THE TASK -
The finished copy must match the records exactly, except that it contains no pictures.

INFORMATION PROVIDED -
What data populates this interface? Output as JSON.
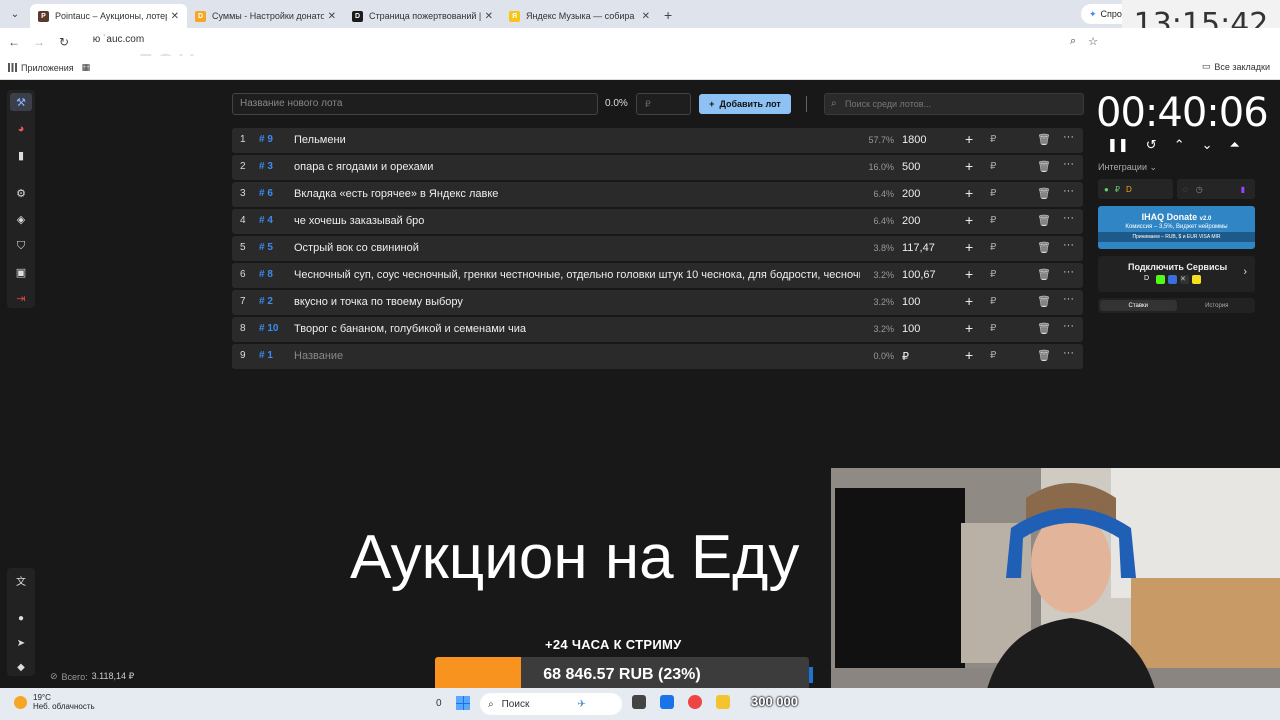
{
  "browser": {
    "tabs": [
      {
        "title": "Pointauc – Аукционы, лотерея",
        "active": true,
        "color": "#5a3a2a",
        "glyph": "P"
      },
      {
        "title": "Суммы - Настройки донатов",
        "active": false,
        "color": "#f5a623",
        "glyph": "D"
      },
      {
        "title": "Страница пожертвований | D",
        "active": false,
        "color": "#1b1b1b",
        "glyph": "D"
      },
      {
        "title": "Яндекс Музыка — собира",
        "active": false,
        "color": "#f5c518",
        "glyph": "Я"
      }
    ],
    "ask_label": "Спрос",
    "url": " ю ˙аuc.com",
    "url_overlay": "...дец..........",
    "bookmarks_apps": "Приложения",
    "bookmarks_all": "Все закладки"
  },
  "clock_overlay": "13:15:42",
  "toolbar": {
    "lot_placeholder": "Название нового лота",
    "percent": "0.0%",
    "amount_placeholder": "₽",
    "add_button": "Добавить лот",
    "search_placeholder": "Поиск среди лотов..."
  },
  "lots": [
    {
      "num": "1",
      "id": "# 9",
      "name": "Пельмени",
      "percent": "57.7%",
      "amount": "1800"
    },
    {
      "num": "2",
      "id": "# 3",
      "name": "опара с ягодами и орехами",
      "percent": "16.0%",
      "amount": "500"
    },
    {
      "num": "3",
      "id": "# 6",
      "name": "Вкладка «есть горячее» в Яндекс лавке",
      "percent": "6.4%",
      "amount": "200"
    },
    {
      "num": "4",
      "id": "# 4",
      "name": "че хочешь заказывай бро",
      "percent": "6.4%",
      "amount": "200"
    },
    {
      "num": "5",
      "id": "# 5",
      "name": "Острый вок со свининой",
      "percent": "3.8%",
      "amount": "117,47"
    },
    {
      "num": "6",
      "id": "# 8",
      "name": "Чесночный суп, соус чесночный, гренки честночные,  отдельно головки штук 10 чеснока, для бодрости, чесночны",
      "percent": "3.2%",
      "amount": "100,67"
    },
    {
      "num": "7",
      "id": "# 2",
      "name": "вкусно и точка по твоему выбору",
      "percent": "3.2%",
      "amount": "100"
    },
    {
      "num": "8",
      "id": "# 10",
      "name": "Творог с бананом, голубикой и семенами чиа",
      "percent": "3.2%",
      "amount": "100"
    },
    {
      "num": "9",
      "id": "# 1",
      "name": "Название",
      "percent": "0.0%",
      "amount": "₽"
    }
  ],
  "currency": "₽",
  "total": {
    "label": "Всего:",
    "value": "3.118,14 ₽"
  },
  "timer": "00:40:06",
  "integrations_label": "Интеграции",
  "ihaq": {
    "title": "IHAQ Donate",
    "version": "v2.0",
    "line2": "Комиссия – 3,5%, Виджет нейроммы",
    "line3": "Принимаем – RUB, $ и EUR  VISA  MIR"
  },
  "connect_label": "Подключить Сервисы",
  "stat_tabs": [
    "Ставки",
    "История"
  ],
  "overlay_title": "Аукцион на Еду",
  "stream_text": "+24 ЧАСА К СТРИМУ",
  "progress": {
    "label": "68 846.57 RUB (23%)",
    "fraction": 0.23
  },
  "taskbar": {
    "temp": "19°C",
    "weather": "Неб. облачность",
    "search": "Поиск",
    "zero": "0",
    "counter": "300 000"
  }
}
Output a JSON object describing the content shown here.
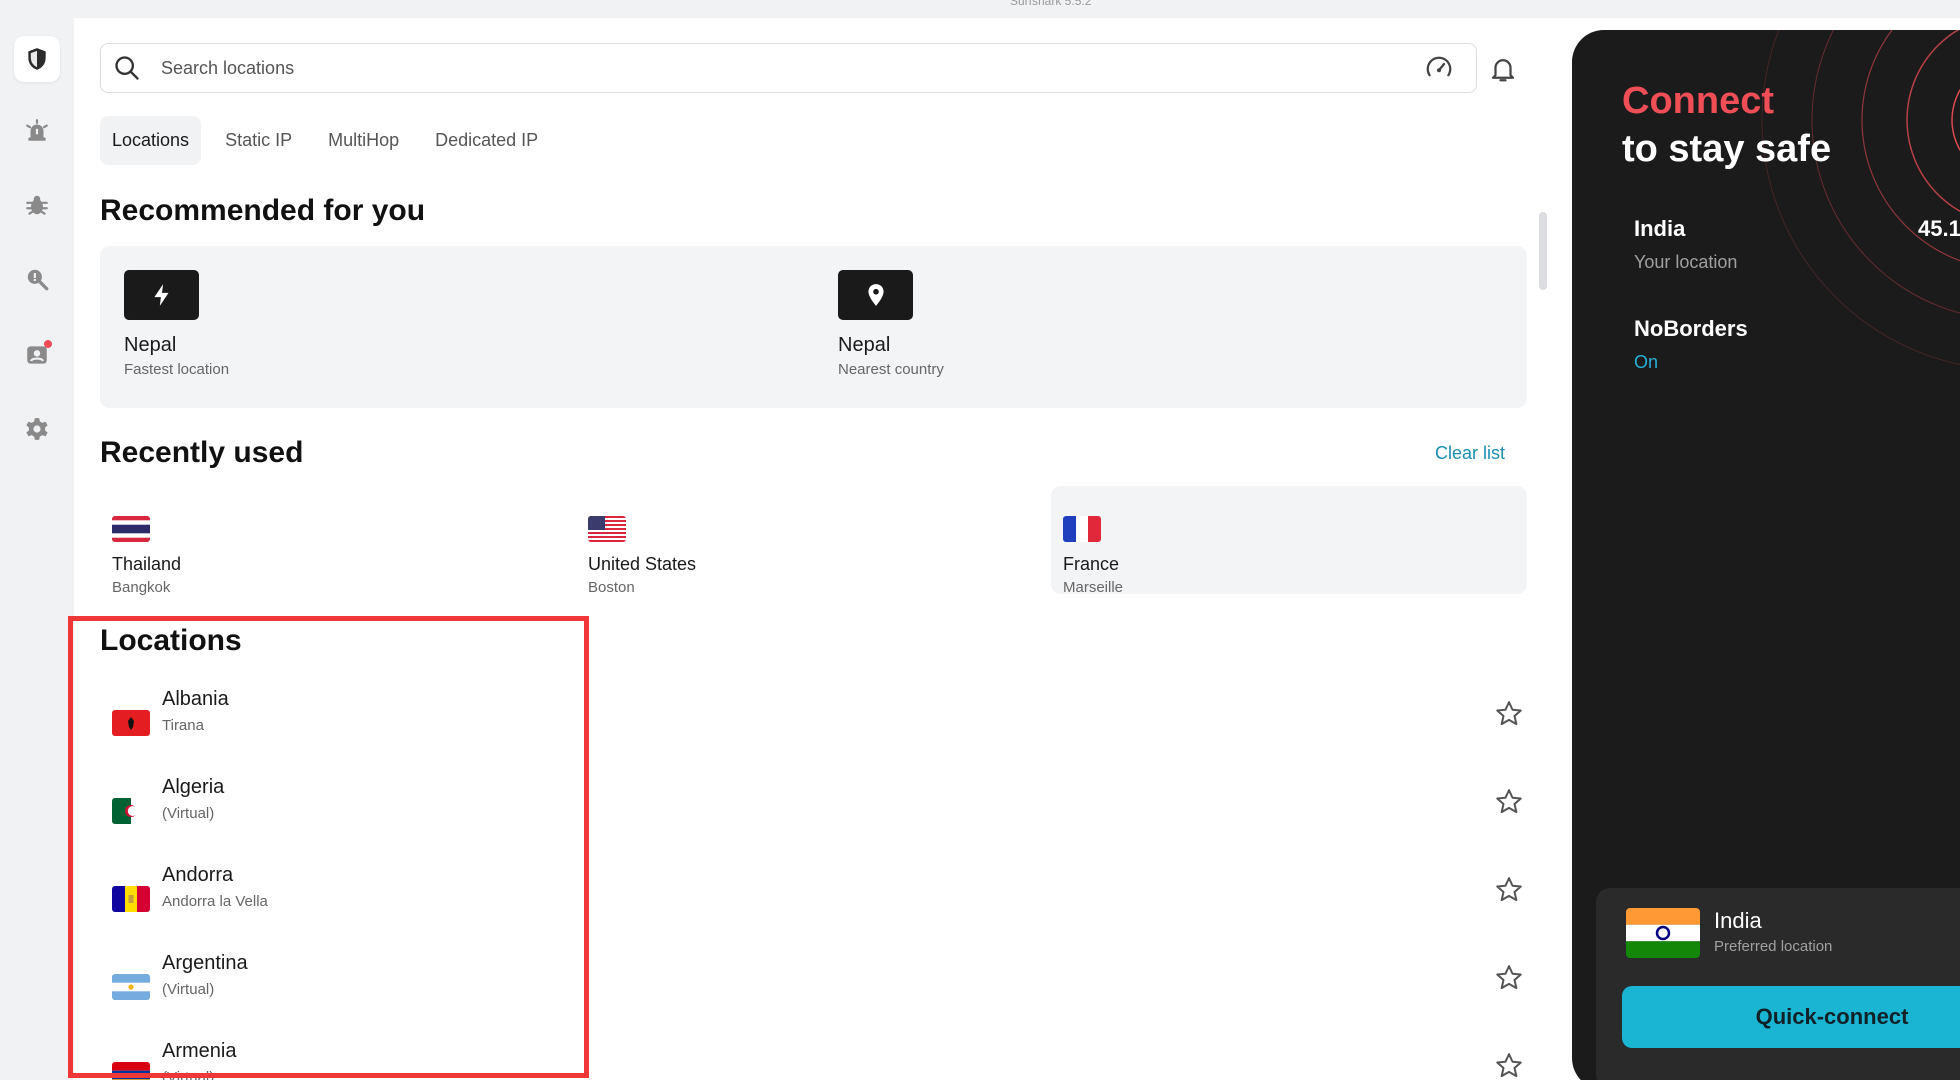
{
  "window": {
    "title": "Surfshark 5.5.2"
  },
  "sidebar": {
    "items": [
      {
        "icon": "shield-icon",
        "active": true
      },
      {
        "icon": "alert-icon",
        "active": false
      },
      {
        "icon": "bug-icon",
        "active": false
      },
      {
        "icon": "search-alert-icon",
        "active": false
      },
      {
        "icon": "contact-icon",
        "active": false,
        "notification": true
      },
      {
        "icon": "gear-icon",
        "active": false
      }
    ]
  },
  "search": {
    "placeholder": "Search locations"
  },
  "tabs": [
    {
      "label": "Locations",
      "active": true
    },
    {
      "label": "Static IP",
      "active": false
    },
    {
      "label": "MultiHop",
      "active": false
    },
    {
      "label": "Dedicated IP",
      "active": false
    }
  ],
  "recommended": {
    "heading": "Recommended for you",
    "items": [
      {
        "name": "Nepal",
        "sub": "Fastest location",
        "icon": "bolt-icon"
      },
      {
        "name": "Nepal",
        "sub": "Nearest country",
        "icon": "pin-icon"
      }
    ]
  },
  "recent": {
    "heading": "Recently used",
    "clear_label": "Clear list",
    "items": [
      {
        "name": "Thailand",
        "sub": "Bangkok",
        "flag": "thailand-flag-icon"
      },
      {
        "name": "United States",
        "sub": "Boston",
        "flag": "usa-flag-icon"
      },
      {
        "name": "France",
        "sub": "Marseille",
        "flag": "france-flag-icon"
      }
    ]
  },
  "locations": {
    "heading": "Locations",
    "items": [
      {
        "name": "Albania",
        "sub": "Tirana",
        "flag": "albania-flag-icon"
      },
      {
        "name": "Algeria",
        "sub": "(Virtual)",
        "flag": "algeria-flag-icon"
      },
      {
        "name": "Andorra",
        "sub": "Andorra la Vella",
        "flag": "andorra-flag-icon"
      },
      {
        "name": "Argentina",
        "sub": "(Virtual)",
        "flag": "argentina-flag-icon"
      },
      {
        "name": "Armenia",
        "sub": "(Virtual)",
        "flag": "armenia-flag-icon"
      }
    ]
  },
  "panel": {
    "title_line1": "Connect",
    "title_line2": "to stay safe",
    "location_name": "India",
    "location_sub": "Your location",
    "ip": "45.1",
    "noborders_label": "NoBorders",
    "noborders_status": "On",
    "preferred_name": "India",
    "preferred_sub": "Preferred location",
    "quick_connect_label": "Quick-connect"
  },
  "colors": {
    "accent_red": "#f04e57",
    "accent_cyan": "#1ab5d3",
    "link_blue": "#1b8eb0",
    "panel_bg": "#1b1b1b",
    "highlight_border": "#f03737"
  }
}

FINISHED EXERCISE -
What data populates this interface? Output as JSON.
{
  "browser": {
    "tabs": [
      {
        "title": "Pointauc – Аукционы, лотерея",
        "active": true,
        "color": "#5a3a2a",
        "glyph": "P"
      },
      {
        "title": "Суммы - Настройки донатов",
        "active": false,
        "color": "#f5a623",
        "glyph": "D"
      },
      {
        "title": "Страница пожертвований | D",
        "active": false,
        "color": "#1b1b1b",
        "glyph": "D"
      },
      {
        "title": "Яндекс Музыка — собира",
        "active": false,
        "color": "#f5c518",
        "glyph": "Я"
      }
    ],
    "ask_label": "Спрос",
    "url": " ю ˙аuc.com",
    "url_overlay": "...дец..........",
    "bookmarks_apps": "Приложения",
    "bookmarks_all": "Все закладки"
  },
  "clock_overlay": "13:15:42",
  "toolbar": {
    "lot_placeholder": "Название нового лота",
    "percent": "0.0%",
    "amount_placeholder": "₽",
    "add_button": "Добавить лот",
    "search_placeholder": "Поиск среди лотов..."
  },
  "lots": [
    {
      "num": "1",
      "id": "# 9",
      "name": "Пельмени",
      "percent": "57.7%",
      "amount": "1800"
    },
    {
      "num": "2",
      "id": "# 3",
      "name": "опара с ягодами и орехами",
      "percent": "16.0%",
      "amount": "500"
    },
    {
      "num": "3",
      "id": "# 6",
      "name": "Вкладка «есть горячее» в Яндекс лавке",
      "percent": "6.4%",
      "amount": "200"
    },
    {
      "num": "4",
      "id": "# 4",
      "name": "че хочешь заказывай бро",
      "percent": "6.4%",
      "amount": "200"
    },
    {
      "num": "5",
      "id": "# 5",
      "name": "Острый вок со свининой",
      "percent": "3.8%",
      "amount": "117,47"
    },
    {
      "num": "6",
      "id": "# 8",
      "name": "Чесночный суп, соус чесночный, гренки честночные,  отдельно головки штук 10 чеснока, для бодрости, чесночны",
      "percent": "3.2%",
      "amount": "100,67"
    },
    {
      "num": "7",
      "id": "# 2",
      "name": "вкусно и точка по твоему выбору",
      "percent": "3.2%",
      "amount": "100"
    },
    {
      "num": "8",
      "id": "# 10",
      "name": "Творог с бананом, голубикой и семенами чиа",
      "percent": "3.2%",
      "amount": "100"
    },
    {
      "num": "9",
      "id": "# 1",
      "name": "Название",
      "percent": "0.0%",
      "amount": "₽"
    }
  ],
  "currency": "₽",
  "total": {
    "label": "Всего:",
    "value": "3.118,14 ₽"
  },
  "timer": "00:40:06",
  "integrations_label": "Интеграции",
  "ihaq": {
    "title": "IHAQ Donate",
    "version": "v2.0",
    "line2": "Комиссия – 3,5%, Виджет нейроммы",
    "line3": "Принимаем – RUB, $ и EUR  VISA  MIR"
  },
  "connect_label": "Подключить Сервисы",
  "stat_tabs": [
    "Ставки",
    "История"
  ],
  "overlay_title": "Аукцион на Еду",
  "stream_text": "+24 ЧАСА К СТРИМУ",
  "progress": {
    "label": "68 846.57 RUB (23%)",
    "fraction": 0.23
  },
  "taskbar": {
    "temp": "19°C",
    "weather": "Неб. облачность",
    "search": "Поиск",
    "zero": "0",
    "counter": "300 000"
  }
}
Output a JSON object describing the content shown here.
{
  "window": {
    "title": "Surfshark 5.5.2"
  },
  "sidebar": {
    "items": [
      {
        "icon": "shield-icon",
        "active": true
      },
      {
        "icon": "alert-icon",
        "active": false
      },
      {
        "icon": "bug-icon",
        "active": false
      },
      {
        "icon": "search-alert-icon",
        "active": false
      },
      {
        "icon": "contact-icon",
        "active": false,
        "notification": true
      },
      {
        "icon": "gear-icon",
        "active": false
      }
    ]
  },
  "search": {
    "placeholder": "Search locations"
  },
  "tabs": [
    {
      "label": "Locations",
      "active": true
    },
    {
      "label": "Static IP",
      "active": false
    },
    {
      "label": "MultiHop",
      "active": false
    },
    {
      "label": "Dedicated IP",
      "active": false
    }
  ],
  "recommended": {
    "heading": "Recommended for you",
    "items": [
      {
        "name": "Nepal",
        "sub": "Fastest location",
        "icon": "bolt-icon"
      },
      {
        "name": "Nepal",
        "sub": "Nearest country",
        "icon": "pin-icon"
      }
    ]
  },
  "recent": {
    "heading": "Recently used",
    "clear_label": "Clear list",
    "items": [
      {
        "name": "Thailand",
        "sub": "Bangkok",
        "flag": "thailand-flag-icon"
      },
      {
        "name": "United States",
        "sub": "Boston",
        "flag": "usa-flag-icon"
      },
      {
        "name": "France",
        "sub": "Marseille",
        "flag": "france-flag-icon"
      }
    ]
  },
  "locations": {
    "heading": "Locations",
    "items": [
      {
        "name": "Albania",
        "sub": "Tirana",
        "flag": "albania-flag-icon"
      },
      {
        "name": "Algeria",
        "sub": "(Virtual)",
        "flag": "algeria-flag-icon"
      },
      {
        "name": "Andorra",
        "sub": "Andorra la Vella",
        "flag": "andorra-flag-icon"
      },
      {
        "name": "Argentina",
        "sub": "(Virtual)",
        "flag": "argentina-flag-icon"
      },
      {
        "name": "Armenia",
        "sub": "(Virtual)",
        "flag": "armenia-flag-icon"
      }
    ]
  },
  "panel": {
    "title_line1": "Connect",
    "title_line2": "to stay safe",
    "location_name": "India",
    "location_sub": "Your location",
    "ip": "45.1",
    "noborders_label": "NoBorders",
    "noborders_status": "On",
    "preferred_name": "India",
    "preferred_sub": "Preferred location",
    "quick_connect_label": "Quick-connect"
  },
  "colors": {
    "accent_red": "#f04e57",
    "accent_cyan": "#1ab5d3",
    "link_blue": "#1b8eb0",
    "panel_bg": "#1b1b1b",
    "highlight_border": "#f03737"
  }
}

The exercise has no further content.